But the only way we can hope to see change is by flooding the airwaves. We need to call out bigotry and expose it, mock it, demonstrate how foolish and outdated and uncool it is. We need to recognize positive forces and trends and praise them, celebrate them, recognize them as the way of the future for humanity. Why? To create such a pervasive atmosphere of truth and good that the next generation gets a different, better set of ingrained habits than I did. If every Twitter feed, every billboard, every odd conversation on the street, celebrates respect for the whole human person, then bigots will feel alone, out-of-touch, ashamed. People are social creatures who desire the validation of their fellow beings. The more isolated and kooky a hateful attitude appears, the fewer people will find it appealing, and the better the world becomes for all of us.

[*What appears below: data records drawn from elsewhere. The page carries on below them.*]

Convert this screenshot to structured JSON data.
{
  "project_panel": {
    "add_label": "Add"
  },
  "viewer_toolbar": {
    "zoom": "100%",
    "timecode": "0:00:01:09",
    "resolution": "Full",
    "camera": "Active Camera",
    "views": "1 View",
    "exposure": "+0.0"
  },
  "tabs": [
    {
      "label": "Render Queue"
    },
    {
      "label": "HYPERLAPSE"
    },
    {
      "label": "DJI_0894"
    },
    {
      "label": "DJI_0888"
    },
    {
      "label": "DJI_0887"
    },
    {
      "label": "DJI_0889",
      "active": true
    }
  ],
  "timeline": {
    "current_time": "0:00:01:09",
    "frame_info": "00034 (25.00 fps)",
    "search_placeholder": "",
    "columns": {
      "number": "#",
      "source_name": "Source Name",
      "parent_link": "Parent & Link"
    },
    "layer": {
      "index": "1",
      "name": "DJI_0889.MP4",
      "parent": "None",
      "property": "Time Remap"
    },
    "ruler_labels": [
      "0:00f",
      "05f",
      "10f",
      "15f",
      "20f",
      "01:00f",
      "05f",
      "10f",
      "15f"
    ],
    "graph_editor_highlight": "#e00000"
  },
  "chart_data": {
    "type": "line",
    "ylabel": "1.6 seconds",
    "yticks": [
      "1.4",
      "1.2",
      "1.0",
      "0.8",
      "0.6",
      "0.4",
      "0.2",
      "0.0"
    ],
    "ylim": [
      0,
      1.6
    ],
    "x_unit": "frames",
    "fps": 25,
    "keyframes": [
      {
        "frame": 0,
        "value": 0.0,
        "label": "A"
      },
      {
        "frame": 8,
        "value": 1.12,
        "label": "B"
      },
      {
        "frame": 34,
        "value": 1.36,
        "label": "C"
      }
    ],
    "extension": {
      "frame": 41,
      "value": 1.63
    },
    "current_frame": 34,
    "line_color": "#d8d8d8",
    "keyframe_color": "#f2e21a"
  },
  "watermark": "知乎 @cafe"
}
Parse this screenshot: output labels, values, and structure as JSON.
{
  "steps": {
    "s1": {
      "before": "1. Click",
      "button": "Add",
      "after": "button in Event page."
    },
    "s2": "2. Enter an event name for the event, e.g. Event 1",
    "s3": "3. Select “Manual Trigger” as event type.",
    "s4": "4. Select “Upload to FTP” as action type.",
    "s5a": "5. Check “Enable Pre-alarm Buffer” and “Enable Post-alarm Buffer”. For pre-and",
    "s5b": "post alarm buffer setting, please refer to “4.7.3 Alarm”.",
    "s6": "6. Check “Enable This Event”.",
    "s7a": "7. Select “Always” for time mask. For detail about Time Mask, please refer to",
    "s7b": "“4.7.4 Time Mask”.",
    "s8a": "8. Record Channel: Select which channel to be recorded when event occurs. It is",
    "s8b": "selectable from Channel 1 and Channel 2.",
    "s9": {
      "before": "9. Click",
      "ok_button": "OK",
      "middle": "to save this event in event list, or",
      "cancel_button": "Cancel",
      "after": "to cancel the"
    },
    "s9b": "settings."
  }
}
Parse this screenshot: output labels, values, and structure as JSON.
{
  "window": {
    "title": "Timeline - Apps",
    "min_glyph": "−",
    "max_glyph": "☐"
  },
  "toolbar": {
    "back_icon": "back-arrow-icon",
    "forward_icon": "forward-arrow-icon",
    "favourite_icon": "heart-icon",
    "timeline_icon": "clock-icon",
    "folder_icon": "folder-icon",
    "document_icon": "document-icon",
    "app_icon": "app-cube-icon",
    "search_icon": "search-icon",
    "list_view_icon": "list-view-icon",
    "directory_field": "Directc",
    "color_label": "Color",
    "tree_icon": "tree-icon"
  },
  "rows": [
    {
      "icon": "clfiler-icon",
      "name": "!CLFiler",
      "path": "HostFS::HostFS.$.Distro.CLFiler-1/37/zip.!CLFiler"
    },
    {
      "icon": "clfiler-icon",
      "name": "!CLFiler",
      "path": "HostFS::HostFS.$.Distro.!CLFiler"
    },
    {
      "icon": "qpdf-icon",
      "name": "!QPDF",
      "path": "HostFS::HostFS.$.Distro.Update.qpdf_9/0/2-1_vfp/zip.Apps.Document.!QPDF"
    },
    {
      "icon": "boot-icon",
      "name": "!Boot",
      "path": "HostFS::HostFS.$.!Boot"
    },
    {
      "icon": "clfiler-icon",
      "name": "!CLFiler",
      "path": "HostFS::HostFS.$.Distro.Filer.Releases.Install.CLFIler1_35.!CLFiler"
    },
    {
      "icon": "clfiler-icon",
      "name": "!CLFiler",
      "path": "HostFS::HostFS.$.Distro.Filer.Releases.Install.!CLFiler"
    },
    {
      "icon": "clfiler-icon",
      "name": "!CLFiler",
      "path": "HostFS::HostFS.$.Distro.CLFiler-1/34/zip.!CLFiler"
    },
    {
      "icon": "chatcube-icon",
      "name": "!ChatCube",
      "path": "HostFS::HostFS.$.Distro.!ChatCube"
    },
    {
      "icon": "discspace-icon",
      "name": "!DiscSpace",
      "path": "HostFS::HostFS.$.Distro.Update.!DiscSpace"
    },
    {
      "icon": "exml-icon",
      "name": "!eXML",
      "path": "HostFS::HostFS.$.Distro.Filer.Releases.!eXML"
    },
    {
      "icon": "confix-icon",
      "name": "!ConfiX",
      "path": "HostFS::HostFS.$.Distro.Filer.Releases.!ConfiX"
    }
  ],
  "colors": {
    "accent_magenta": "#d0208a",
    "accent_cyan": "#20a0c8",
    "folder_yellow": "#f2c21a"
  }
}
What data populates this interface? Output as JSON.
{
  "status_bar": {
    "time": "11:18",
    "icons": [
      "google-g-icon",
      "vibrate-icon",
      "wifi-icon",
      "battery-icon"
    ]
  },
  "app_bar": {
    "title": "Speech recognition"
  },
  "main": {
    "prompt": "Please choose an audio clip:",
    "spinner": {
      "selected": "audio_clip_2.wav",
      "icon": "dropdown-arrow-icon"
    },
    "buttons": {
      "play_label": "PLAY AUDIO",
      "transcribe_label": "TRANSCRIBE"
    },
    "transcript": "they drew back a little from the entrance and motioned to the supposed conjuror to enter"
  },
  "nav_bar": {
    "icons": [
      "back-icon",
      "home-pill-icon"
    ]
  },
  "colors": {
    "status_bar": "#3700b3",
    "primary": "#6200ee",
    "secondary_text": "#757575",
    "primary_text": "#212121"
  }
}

I can’t bring that about on my own, of course. But I can bring up the average, do my part to build that sussurus of positive voices. Seeing frequent posts affirming what’s right can help others like me, seeking to burn out old prejudices, make progress on that task. And maybe, every once in a while, someone actually resistant to or uncaring about ideals of equality might see a signal I boosted and think, “huh, that never occurred to me before.” Without realizing it, they get a little closer to leaving their problematic attitudes behind. My own audience is small (and probably doesn’t include any active bigots, hah), but in the wild world of Internet social media where things go viral and reach unexpected audiences, I never know what good a shared post might do.

That’s why the soapbox, that’s why racism this sexism that. It’s something I can do, here and now, every day, to make myself and the world around me better. And if that isn’t the purpose of living a life, I don’t know what is.